• **ASSIGNMENT**
Across the listing below, how many lines include the word "Daily"? The answer is that number, with nothing added.
-------- PROVIDED DATA
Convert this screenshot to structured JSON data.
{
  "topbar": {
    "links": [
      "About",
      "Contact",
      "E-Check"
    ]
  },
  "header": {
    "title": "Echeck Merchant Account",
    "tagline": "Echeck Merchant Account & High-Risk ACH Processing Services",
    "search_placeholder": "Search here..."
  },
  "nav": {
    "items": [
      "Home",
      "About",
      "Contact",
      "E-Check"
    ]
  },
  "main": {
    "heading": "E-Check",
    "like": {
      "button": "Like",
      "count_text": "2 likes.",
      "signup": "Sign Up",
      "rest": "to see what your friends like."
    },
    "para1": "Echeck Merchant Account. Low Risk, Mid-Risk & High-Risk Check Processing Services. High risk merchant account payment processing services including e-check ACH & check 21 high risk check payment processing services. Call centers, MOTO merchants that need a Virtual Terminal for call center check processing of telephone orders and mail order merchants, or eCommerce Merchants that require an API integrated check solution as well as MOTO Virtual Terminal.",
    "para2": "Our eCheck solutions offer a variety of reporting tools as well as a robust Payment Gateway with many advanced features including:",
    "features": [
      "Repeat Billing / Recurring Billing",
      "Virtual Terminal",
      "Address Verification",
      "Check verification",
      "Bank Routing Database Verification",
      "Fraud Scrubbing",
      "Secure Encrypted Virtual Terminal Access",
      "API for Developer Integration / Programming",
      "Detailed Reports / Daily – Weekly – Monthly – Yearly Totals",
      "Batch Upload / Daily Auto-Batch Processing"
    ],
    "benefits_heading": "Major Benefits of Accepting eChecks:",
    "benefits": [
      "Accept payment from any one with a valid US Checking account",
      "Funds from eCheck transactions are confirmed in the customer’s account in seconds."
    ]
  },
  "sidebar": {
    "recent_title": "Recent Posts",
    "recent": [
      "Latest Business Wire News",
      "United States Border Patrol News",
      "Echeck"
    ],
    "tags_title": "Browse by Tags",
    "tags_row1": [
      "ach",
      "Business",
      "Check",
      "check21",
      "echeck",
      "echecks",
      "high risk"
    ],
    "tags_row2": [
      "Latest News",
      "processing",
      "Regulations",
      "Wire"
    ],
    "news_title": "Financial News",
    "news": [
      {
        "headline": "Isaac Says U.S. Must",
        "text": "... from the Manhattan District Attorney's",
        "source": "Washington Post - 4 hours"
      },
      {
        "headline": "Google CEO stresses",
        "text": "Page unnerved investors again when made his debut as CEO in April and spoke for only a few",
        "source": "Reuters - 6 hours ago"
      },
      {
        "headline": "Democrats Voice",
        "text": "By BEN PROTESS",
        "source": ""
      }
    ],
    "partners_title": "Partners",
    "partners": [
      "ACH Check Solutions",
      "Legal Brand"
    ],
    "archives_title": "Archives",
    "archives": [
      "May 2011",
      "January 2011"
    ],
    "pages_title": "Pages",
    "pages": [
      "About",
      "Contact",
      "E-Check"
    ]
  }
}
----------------
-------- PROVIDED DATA
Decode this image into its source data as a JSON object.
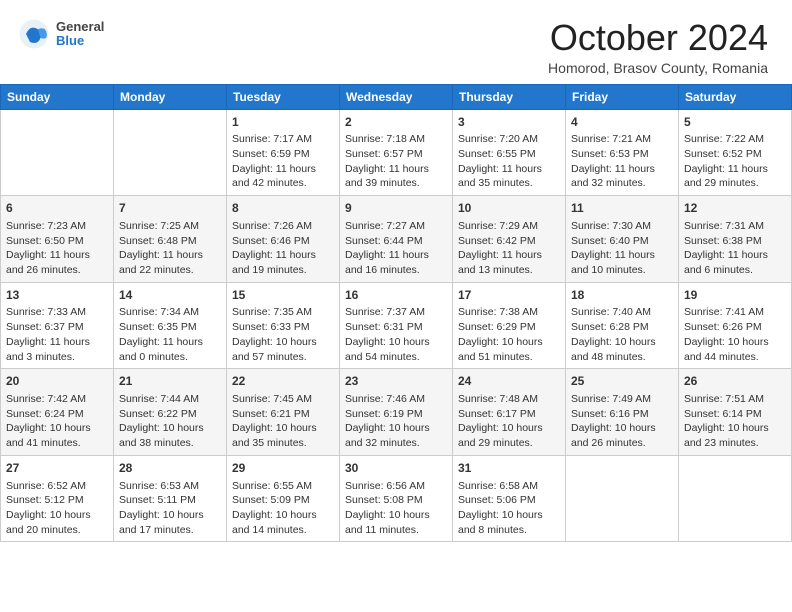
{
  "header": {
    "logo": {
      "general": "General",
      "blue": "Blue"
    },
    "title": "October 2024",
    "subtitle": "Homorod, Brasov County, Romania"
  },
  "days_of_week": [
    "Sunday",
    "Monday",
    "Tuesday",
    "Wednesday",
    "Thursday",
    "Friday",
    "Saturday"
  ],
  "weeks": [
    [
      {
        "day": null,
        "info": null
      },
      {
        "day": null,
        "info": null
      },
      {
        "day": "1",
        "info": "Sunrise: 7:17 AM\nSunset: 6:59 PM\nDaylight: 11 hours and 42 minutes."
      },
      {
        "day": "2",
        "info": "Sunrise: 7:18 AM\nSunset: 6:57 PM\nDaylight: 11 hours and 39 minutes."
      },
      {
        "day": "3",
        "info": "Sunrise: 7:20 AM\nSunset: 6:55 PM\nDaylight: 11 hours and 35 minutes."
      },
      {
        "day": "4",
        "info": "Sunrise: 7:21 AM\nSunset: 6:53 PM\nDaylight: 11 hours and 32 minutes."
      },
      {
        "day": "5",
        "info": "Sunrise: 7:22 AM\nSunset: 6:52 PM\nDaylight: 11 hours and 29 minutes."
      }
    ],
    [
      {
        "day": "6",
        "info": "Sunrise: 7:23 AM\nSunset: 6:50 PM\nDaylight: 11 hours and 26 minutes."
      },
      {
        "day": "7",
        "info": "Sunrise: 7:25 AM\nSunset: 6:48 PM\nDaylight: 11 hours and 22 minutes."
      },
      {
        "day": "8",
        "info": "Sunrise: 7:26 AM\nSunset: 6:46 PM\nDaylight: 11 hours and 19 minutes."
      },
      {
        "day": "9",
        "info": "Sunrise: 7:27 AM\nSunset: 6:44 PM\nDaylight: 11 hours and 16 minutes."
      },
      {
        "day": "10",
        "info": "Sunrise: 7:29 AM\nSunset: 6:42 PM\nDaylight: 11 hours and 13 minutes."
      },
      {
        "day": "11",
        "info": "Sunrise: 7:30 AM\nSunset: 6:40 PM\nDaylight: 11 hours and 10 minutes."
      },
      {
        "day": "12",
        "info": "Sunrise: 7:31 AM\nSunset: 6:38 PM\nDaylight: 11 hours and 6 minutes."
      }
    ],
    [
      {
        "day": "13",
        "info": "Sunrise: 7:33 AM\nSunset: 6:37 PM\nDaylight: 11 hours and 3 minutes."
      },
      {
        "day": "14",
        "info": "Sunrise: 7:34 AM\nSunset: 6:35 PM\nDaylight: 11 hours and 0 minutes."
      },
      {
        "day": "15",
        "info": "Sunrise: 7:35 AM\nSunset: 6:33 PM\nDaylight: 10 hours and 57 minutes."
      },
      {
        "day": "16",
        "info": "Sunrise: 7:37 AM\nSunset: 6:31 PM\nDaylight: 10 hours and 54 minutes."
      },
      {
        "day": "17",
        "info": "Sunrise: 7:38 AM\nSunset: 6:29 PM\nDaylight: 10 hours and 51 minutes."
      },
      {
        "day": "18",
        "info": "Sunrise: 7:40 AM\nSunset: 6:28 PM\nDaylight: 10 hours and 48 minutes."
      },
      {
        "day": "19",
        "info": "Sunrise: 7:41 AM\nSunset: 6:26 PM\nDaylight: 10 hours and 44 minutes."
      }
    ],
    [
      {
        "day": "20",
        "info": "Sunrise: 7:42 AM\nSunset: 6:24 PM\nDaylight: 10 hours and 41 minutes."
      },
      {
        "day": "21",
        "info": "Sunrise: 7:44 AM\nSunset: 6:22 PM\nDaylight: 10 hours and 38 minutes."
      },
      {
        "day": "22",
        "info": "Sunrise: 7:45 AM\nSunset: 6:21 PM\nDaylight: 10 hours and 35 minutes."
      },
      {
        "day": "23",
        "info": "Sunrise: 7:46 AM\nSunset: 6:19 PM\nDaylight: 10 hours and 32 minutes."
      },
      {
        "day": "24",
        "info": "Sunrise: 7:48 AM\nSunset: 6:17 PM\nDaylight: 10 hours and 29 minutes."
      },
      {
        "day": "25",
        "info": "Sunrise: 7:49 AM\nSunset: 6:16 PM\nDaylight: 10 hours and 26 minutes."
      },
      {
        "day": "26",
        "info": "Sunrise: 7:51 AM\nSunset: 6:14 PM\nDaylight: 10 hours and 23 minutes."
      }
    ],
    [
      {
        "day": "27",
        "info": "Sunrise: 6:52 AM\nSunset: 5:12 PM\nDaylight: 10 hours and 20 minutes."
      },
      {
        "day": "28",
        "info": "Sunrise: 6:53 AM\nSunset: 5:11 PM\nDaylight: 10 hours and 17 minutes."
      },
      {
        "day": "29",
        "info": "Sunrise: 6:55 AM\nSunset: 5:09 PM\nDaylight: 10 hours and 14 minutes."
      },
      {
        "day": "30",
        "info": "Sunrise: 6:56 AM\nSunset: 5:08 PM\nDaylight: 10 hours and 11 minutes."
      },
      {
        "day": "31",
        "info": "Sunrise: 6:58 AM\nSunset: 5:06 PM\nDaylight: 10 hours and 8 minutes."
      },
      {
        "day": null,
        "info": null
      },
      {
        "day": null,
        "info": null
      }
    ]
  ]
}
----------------
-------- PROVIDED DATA
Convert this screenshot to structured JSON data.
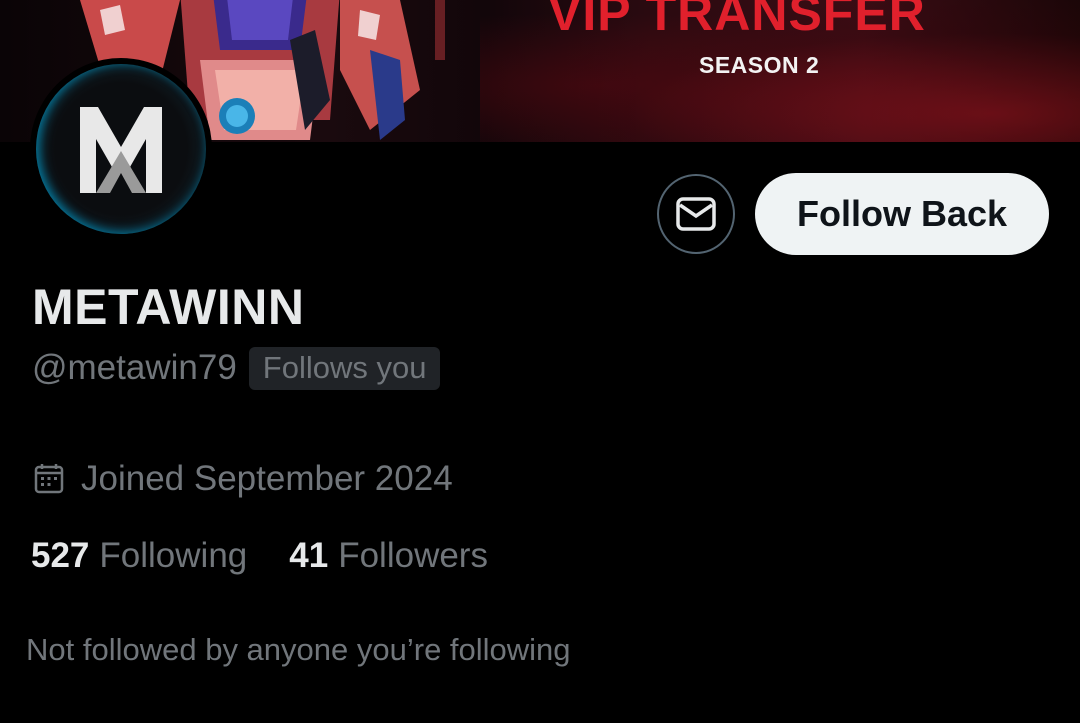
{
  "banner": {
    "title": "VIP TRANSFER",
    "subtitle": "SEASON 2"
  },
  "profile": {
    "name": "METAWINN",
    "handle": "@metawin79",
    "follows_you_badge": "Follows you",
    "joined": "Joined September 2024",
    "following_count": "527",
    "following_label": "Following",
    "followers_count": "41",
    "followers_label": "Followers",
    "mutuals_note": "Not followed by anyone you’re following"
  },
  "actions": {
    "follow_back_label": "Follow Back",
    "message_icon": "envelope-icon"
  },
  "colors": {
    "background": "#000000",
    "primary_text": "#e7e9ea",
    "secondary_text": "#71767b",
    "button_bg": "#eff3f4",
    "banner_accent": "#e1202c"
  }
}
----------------
• **TASK OUTPUT**
2